A red light camera.
Madison County Transit
The St. Louis Board of Aldermen's Bill 105, sponsored by Alderman Shane Cohn, will bring back red light cameras to the city.

The St. Louis Board of Aldermen ended its current legislative session Monday by passing long-awaited traffic and police surveillance ordinances.

Board Bill 185, sponsored by Alderman Rasheen Aldridge, will provide regulation of surveillance technology by police; Board Bill 105, sponsored by Alderman Shane Cohn, will bring back red-light cameras; and 105’s sibling, Board Bill 106, will create a neighborhood traffic improvement fund.
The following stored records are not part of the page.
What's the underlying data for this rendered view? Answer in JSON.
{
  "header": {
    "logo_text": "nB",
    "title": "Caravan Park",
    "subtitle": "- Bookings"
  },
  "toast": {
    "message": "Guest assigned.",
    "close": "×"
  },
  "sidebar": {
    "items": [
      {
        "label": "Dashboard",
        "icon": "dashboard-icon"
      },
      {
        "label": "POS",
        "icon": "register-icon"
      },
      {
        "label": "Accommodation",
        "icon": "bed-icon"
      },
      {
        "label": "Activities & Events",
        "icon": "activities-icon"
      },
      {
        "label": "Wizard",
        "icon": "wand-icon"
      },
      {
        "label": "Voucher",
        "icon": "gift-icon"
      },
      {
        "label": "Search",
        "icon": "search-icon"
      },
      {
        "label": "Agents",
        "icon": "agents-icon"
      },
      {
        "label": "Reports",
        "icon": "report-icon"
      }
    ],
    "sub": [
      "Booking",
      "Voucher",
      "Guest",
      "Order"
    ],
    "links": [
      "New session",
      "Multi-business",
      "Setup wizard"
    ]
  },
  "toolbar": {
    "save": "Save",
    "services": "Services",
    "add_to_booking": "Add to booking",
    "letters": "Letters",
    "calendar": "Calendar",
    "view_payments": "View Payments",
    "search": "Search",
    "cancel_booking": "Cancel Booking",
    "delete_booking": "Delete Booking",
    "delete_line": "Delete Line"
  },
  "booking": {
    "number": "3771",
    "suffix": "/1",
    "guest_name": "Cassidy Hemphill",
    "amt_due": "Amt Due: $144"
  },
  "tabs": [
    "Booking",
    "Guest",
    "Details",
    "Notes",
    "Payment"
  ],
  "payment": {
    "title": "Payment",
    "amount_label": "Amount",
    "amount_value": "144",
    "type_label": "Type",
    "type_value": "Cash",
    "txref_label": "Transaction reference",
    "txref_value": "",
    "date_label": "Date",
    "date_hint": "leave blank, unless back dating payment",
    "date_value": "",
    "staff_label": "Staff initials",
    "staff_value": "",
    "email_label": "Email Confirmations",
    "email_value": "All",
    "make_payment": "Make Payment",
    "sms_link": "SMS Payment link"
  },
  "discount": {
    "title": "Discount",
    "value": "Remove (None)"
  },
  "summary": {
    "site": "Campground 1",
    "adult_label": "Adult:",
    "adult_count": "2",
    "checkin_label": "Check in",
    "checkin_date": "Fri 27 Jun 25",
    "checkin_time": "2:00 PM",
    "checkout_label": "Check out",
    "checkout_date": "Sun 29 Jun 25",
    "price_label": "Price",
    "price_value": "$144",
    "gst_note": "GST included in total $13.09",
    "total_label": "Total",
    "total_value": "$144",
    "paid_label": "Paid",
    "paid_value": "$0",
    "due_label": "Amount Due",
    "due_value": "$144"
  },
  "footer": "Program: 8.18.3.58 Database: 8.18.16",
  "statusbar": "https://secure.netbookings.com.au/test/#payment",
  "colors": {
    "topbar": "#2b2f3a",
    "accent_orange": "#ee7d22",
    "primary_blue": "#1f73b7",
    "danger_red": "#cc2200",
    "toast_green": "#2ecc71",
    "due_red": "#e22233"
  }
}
“Smart technologies like the ones covered in the Automated Camera Enforcement Act are a necessary tool in our city’s ability to combat reckless driving,” said Mayor Tishaura Jones in a statement Monday. “My administration has worked diligently to make certain these technologies will be used solely to reduce traffic violence, and not target already vulnerable populations.”
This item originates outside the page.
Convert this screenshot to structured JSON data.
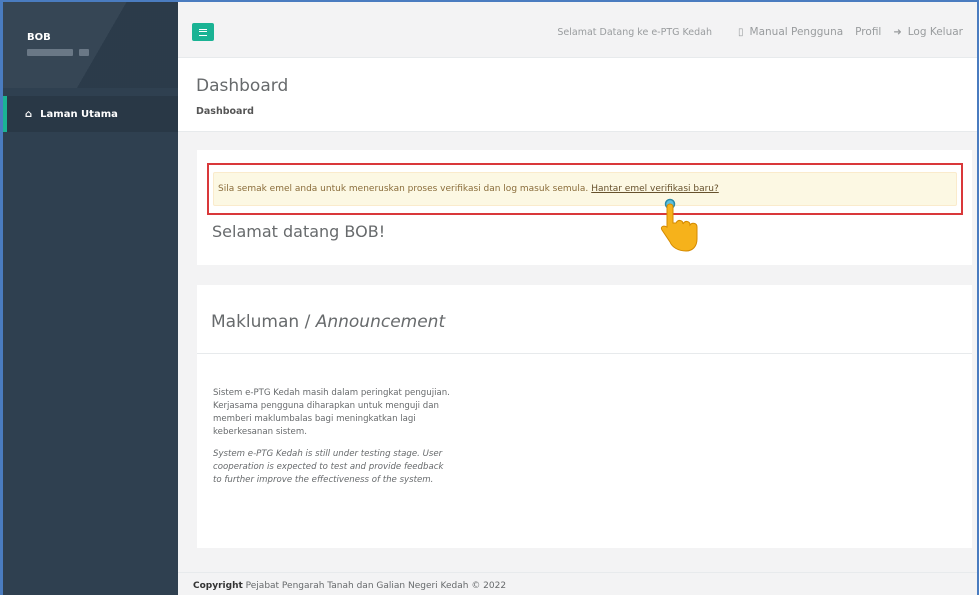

“I’m looking forward to signing this legislation into law and taking the next step forward in ensuring that everyone feels safe navigating St. Louis on foot, by bike, by public transit, or by car,” Jones said.

Since the camera bills were first introduced in September 2023, Jones said at least four people have died and more than 100 have been injured in traffic crashes. Concerns over traffic safety led St. Louis officials to consider an option the city first tried in 2007: installing automated cameras to catch traffic violators and deter others. The ordinance in 2015 faced scrutiny in Missouri’s Supreme Court and was struck down as unconstitutional, but officials said they expect changes they made will stand up in court.

Bill 185 requires that the Board of Aldermen have the final say regarding which surveillance technologies are approved after a public hearing is conducted.

Jones issued an executive order in February that required police to provide a detailed report on the types of surveillance tools they use and the costs associated. She said previously she was forced to take action due to how concerns about surveillance have held up the passage of the red-light camera bills.

The next legislative session of the board begins Tuesday.

St. Louis Board of Aldermen President Megan Green on Monday said the focus moving into the new legislative session will be on protecting workers’ rights.

She also praised the board for its work in the just-concluded session.

“[Since] this time last year, we’ve invested in modernizing the ways we work and giving members of the public more ways to participate in the process. We’ve scaled up our staff capacity to manage an ambitious workload and better serve our constituents. And perhaps most importantly, we became a more policy-oriented board capable of addressing citywide issues with innovative and community-led solutions.”

Green said these types of changes are vital to reshaping the city. She recalled the Good Jobs First report, which found that tax breaks for property developers across St. Louis and St. Louis County have cost Black, poor and disabled students in public schools more than $260 million over the last six years.

“We have made it clear that this body will use its authority to leverage tax abatements in favor of workers and schools,” Green said. “The Good Jobs First report released earlier this year detailed how the current process has hollowed out public schools and widened disparities between Black and brown students.”

Lacretia Wimbley is a general assignment reporter for St. Louis Public Radio.